=== Extracted information ===
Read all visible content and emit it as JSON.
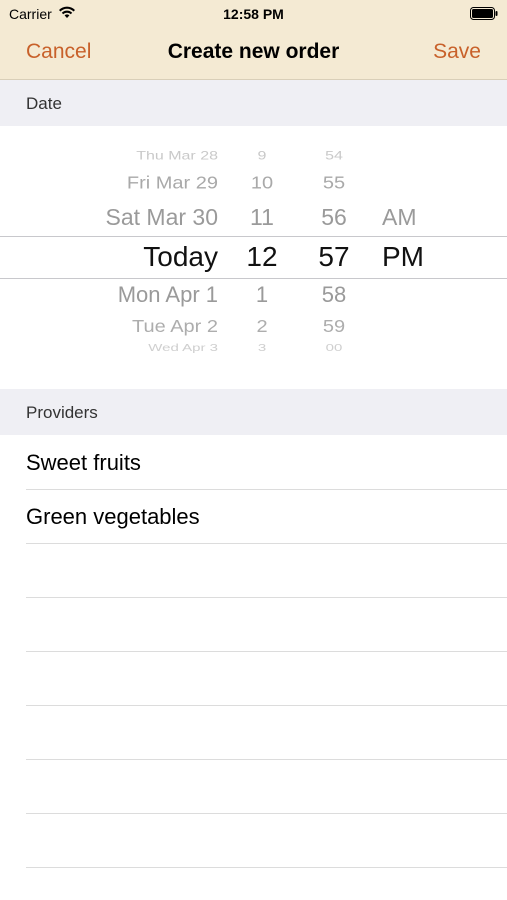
{
  "status_bar": {
    "carrier": "Carrier",
    "time": "12:58 PM",
    "wifi_icon": "wifi-icon",
    "battery_icon": "battery-icon"
  },
  "nav": {
    "cancel_label": "Cancel",
    "title": "Create new order",
    "save_label": "Save",
    "accent_color": "#c8612a",
    "bar_color": "#f4ead3"
  },
  "date_section": {
    "header": "Date",
    "picker": {
      "rows": [
        {
          "date": "Thu Mar 28",
          "hour": "9",
          "minute": "54",
          "ampm": ""
        },
        {
          "date": "Fri Mar 29",
          "hour": "10",
          "minute": "55",
          "ampm": ""
        },
        {
          "date": "Sat Mar 30",
          "hour": "11",
          "minute": "56",
          "ampm": "AM"
        },
        {
          "date": "Today",
          "hour": "12",
          "minute": "57",
          "ampm": "PM"
        },
        {
          "date": "Mon Apr 1",
          "hour": "1",
          "minute": "58",
          "ampm": ""
        },
        {
          "date": "Tue Apr 2",
          "hour": "2",
          "minute": "59",
          "ampm": ""
        },
        {
          "date": "Wed Apr 3",
          "hour": "3",
          "minute": "00",
          "ampm": ""
        }
      ],
      "selected_index": 3
    }
  },
  "providers_section": {
    "header": "Providers",
    "items": [
      {
        "label": "Sweet fruits"
      },
      {
        "label": "Green vegetables"
      }
    ]
  }
}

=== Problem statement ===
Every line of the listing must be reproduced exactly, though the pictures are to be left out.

=== The answer ===
Read all visible content and emit it as JSON.
{
  "status_bar": {
    "carrier": "Carrier",
    "time": "12:58 PM",
    "wifi_icon": "wifi-icon",
    "battery_icon": "battery-icon"
  },
  "nav": {
    "cancel_label": "Cancel",
    "title": "Create new order",
    "save_label": "Save",
    "accent_color": "#c8612a",
    "bar_color": "#f4ead3"
  },
  "date_section": {
    "header": "Date",
    "picker": {
      "rows": [
        {
          "date": "Thu Mar 28",
          "hour": "9",
          "minute": "54",
          "ampm": ""
        },
        {
          "date": "Fri Mar 29",
          "hour": "10",
          "minute": "55",
          "ampm": ""
        },
        {
          "date": "Sat Mar 30",
          "hour": "11",
          "minute": "56",
          "ampm": "AM"
        },
        {
          "date": "Today",
          "hour": "12",
          "minute": "57",
          "ampm": "PM"
        },
        {
          "date": "Mon Apr 1",
          "hour": "1",
          "minute": "58",
          "ampm": ""
        },
        {
          "date": "Tue Apr 2",
          "hour": "2",
          "minute": "59",
          "ampm": ""
        },
        {
          "date": "Wed Apr 3",
          "hour": "3",
          "minute": "00",
          "ampm": ""
        }
      ],
      "selected_index": 3
    }
  },
  "providers_section": {
    "header": "Providers",
    "items": [
      {
        "label": "Sweet fruits"
      },
      {
        "label": "Green vegetables"
      }
    ]
  }
}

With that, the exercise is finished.